What to do - Please return only the lines between the line with "Decode this image" and the final line of the entries, both included, and exclude pictures.

Web page and app entries
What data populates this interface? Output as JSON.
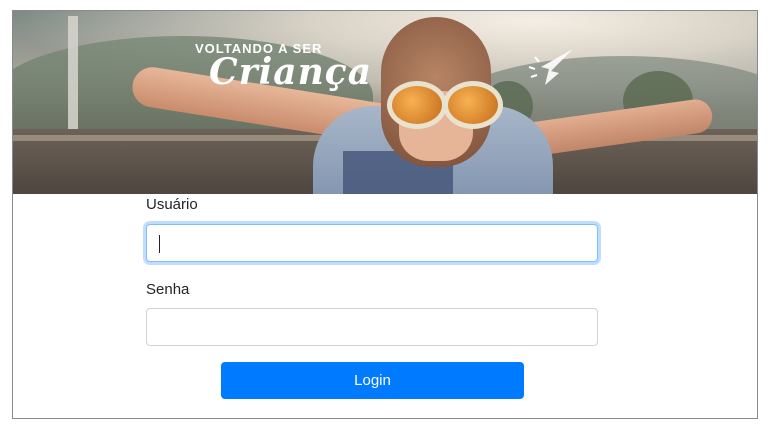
{
  "banner": {
    "title_small": "VOLTANDO A SER",
    "title_large": "Criança"
  },
  "form": {
    "username_label": "Usuário",
    "username_value": "",
    "password_label": "Senha",
    "password_value": "",
    "submit_label": "Login"
  },
  "colors": {
    "primary": "#007bff",
    "focus_border": "#80bdff",
    "input_border": "#ced4da"
  }
}
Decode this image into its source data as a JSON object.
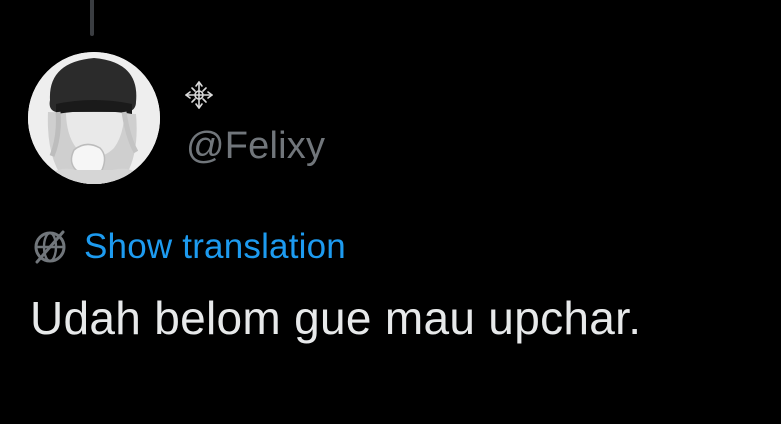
{
  "post": {
    "handle": "@Felixy",
    "display_name_icon": "ornate-star-glyph-icon",
    "avatar_icon": "profile-avatar-beanie",
    "translation_label": "Show translation",
    "translation_icon": "globe-slash-icon",
    "text": "Udah belom gue mau upchar."
  },
  "colors": {
    "background": "#000000",
    "text_primary": "#e7e9ea",
    "text_secondary": "#71767b",
    "link": "#1d9bf0",
    "thread_line": "#3a3d41"
  }
}
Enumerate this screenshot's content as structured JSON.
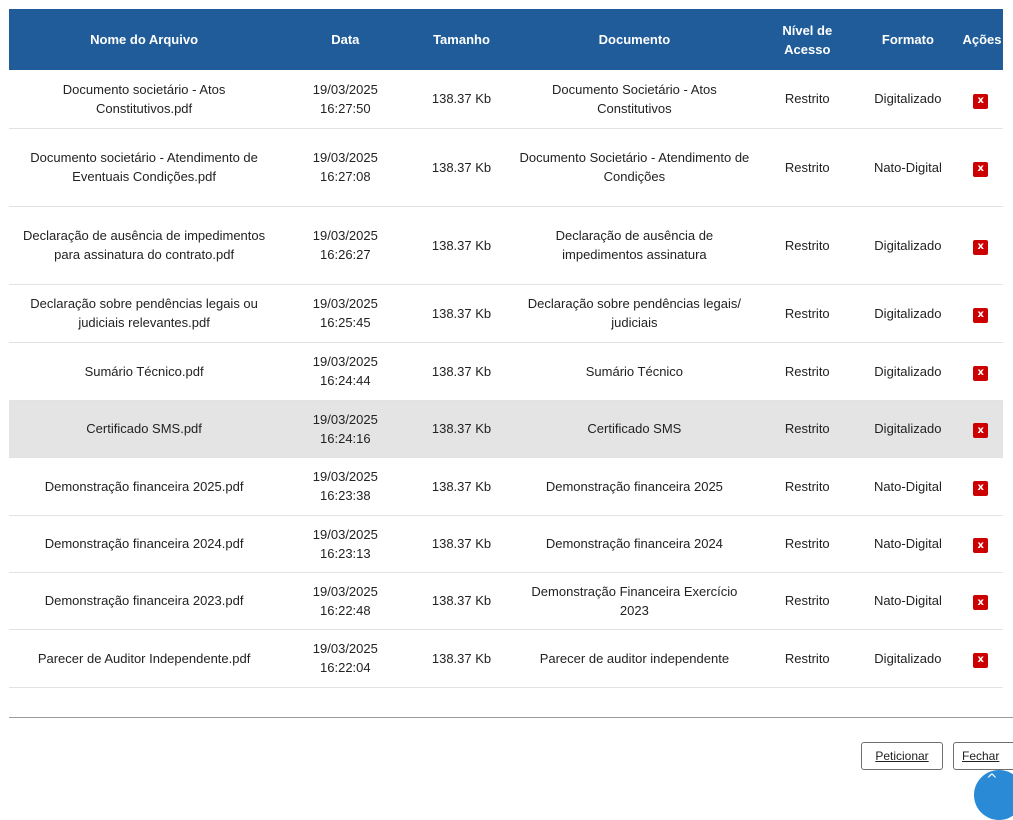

Solution -
Decode this image into its source data as a JSON object.
{
  "post": {
    "handle": "@Felixy",
    "display_name_icon": "ornate-star-glyph-icon",
    "avatar_icon": "profile-avatar-beanie",
    "translation_label": "Show translation",
    "translation_icon": "globe-slash-icon",
    "text": "Udah belom gue mau upchar."
  },
  "colors": {
    "background": "#000000",
    "text_primary": "#e7e9ea",
    "text_secondary": "#71767b",
    "link": "#1d9bf0",
    "thread_line": "#3a3d41"
  }
}
Enumerate this screenshot's content as structured JSON.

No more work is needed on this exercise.